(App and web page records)
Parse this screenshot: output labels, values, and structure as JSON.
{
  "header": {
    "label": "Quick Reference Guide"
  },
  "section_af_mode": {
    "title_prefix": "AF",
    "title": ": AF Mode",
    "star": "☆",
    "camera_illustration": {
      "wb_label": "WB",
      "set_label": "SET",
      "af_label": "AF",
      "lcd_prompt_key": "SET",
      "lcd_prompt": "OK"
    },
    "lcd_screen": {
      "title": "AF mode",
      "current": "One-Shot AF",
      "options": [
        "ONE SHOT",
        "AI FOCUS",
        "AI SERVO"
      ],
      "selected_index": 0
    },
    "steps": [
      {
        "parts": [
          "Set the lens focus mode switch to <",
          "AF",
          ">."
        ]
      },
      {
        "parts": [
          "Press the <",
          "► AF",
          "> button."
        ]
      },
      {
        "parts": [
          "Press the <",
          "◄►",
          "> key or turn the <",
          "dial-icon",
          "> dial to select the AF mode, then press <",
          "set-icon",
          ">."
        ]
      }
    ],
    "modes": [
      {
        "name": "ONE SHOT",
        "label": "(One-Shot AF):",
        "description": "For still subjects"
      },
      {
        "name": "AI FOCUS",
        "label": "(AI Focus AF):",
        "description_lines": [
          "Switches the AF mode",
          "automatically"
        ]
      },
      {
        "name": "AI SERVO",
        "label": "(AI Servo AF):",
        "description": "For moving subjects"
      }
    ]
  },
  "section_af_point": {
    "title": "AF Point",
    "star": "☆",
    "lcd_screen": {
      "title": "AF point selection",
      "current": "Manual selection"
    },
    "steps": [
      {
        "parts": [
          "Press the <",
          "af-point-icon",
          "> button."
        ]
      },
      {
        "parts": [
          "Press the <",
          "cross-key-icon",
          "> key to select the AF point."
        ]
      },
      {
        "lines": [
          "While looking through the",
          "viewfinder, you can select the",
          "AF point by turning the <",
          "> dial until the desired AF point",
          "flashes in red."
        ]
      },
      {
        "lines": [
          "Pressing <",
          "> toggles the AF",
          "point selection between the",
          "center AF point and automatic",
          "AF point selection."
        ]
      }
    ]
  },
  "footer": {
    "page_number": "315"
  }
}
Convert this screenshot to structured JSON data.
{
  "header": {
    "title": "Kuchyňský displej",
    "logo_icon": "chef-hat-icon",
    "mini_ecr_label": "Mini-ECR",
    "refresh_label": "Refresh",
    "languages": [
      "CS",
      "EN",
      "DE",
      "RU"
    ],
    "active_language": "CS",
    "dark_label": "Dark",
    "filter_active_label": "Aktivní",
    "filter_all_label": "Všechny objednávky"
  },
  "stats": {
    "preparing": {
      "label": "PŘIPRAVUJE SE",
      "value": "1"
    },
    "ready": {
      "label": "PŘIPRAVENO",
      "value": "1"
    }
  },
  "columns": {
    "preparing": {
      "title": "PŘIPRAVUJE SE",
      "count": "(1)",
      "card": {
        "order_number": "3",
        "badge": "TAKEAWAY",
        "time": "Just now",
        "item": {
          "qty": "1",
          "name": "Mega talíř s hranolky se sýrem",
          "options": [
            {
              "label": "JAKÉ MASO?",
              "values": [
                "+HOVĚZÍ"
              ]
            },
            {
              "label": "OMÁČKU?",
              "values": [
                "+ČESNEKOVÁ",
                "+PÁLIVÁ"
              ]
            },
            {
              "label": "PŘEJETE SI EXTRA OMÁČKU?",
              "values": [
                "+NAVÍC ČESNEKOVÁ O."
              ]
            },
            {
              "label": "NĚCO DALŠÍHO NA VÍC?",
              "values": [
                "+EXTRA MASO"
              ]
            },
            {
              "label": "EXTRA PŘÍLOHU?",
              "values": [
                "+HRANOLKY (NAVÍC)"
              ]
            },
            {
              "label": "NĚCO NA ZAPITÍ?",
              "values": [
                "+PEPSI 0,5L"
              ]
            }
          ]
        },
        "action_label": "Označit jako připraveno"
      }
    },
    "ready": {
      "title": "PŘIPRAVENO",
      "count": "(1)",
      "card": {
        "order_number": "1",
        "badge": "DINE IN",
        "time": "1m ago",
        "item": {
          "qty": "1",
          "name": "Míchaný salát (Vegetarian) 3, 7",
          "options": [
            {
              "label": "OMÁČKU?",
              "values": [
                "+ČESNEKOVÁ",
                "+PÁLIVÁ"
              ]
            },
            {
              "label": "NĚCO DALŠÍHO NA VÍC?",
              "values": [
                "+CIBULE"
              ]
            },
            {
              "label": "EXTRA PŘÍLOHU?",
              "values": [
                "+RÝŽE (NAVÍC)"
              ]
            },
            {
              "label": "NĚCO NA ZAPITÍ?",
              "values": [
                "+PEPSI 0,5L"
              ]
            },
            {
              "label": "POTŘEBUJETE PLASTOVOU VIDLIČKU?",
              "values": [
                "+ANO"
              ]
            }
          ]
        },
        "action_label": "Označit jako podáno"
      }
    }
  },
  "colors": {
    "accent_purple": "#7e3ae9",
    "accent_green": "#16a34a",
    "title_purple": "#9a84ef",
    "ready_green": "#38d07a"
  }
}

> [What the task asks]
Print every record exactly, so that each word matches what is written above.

> [Output]
Parse this screenshot: output labels, values, and structure as JSON.
{
  "header": {
    "label": "Quick Reference Guide"
  },
  "section_af_mode": {
    "title_prefix": "AF",
    "title": ": AF Mode",
    "star": "☆",
    "camera_illustration": {
      "wb_label": "WB",
      "set_label": "SET",
      "af_label": "AF",
      "lcd_prompt_key": "SET",
      "lcd_prompt": "OK"
    },
    "lcd_screen": {
      "title": "AF mode",
      "current": "One-Shot AF",
      "options": [
        "ONE SHOT",
        "AI FOCUS",
        "AI SERVO"
      ],
      "selected_index": 0
    },
    "steps": [
      {
        "parts": [
          "Set the lens focus mode switch to <",
          "AF",
          ">."
        ]
      },
      {
        "parts": [
          "Press the <",
          "► AF",
          "> button."
        ]
      },
      {
        "parts": [
          "Press the <",
          "◄►",
          "> key or turn the <",
          "dial-icon",
          "> dial to select the AF mode, then press <",
          "set-icon",
          ">."
        ]
      }
    ],
    "modes": [
      {
        "name": "ONE SHOT",
        "label": "(One-Shot AF):",
        "description": "For still subjects"
      },
      {
        "name": "AI FOCUS",
        "label": "(AI Focus AF):",
        "description_lines": [
          "Switches the AF mode",
          "automatically"
        ]
      },
      {
        "name": "AI SERVO",
        "label": "(AI Servo AF):",
        "description": "For moving subjects"
      }
    ]
  },
  "section_af_point": {
    "title": "AF Point",
    "star": "☆",
    "lcd_screen": {
      "title": "AF point selection",
      "current": "Manual selection"
    },
    "steps": [
      {
        "parts": [
          "Press the <",
          "af-point-icon",
          "> button."
        ]
      },
      {
        "parts": [
          "Press the <",
          "cross-key-icon",
          "> key to select the AF point."
        ]
      },
      {
        "lines": [
          "While looking through the",
          "viewfinder, you can select the",
          "AF point by turning the <",
          "> dial until the desired AF point",
          "flashes in red."
        ]
      },
      {
        "lines": [
          "Pressing <",
          "> toggles the AF",
          "point selection between the",
          "center AF point and automatic",
          "AF point selection."
        ]
      }
    ]
  },
  "footer": {
    "page_number": "315"
  }
}
Convert this screenshot to structured JSON data.
{
  "header": {
    "title": "Kuchyňský displej",
    "logo_icon": "chef-hat-icon",
    "mini_ecr_label": "Mini-ECR",
    "refresh_label": "Refresh",
    "languages": [
      "CS",
      "EN",
      "DE",
      "RU"
    ],
    "active_language": "CS",
    "dark_label": "Dark",
    "filter_active_label": "Aktivní",
    "filter_all_label": "Všechny objednávky"
  },
  "stats": {
    "preparing": {
      "label": "PŘIPRAVUJE SE",
      "value": "1"
    },
    "ready": {
      "label": "PŘIPRAVENO",
      "value": "1"
    }
  },
  "columns": {
    "preparing": {
      "title": "PŘIPRAVUJE SE",
      "count": "(1)",
      "card": {
        "order_number": "3",
        "badge": "TAKEAWAY",
        "time": "Just now",
        "item": {
          "qty": "1",
          "name": "Mega talíř s hranolky se sýrem",
          "options": [
            {
              "label": "JAKÉ MASO?",
              "values": [
                "+HOVĚZÍ"
              ]
            },
            {
              "label": "OMÁČKU?",
              "values": [
                "+ČESNEKOVÁ",
                "+PÁLIVÁ"
              ]
            },
            {
              "label": "PŘEJETE SI EXTRA OMÁČKU?",
              "values": [
                "+NAVÍC ČESNEKOVÁ O."
              ]
            },
            {
              "label": "NĚCO DALŠÍHO NA VÍC?",
              "values": [
                "+EXTRA MASO"
              ]
            },
            {
              "label": "EXTRA PŘÍLOHU?",
              "values": [
                "+HRANOLKY (NAVÍC)"
              ]
            },
            {
              "label": "NĚCO NA ZAPITÍ?",
              "values": [
                "+PEPSI 0,5L"
              ]
            }
          ]
        },
        "action_label": "Označit jako připraveno"
      }
    },
    "ready": {
      "title": "PŘIPRAVENO",
      "count": "(1)",
      "card": {
        "order_number": "1",
        "badge": "DINE IN",
        "time": "1m ago",
        "item": {
          "qty": "1",
          "name": "Míchaný salát (Vegetarian) 3, 7",
          "options": [
            {
              "label": "OMÁČKU?",
              "values": [
                "+ČESNEKOVÁ",
                "+PÁLIVÁ"
              ]
            },
            {
              "label": "NĚCO DALŠÍHO NA VÍC?",
              "values": [
                "+CIBULE"
              ]
            },
            {
              "label": "EXTRA PŘÍLOHU?",
              "values": [
                "+RÝŽE (NAVÍC)"
              ]
            },
            {
              "label": "NĚCO NA ZAPITÍ?",
              "values": [
                "+PEPSI 0,5L"
              ]
            },
            {
              "label": "POTŘEBUJETE PLASTOVOU VIDLIČKU?",
              "values": [
                "+ANO"
              ]
            }
          ]
        },
        "action_label": "Označit jako podáno"
      }
    }
  },
  "colors": {
    "accent_purple": "#7e3ae9",
    "accent_green": "#16a34a",
    "title_purple": "#9a84ef",
    "ready_green": "#38d07a"
  }
}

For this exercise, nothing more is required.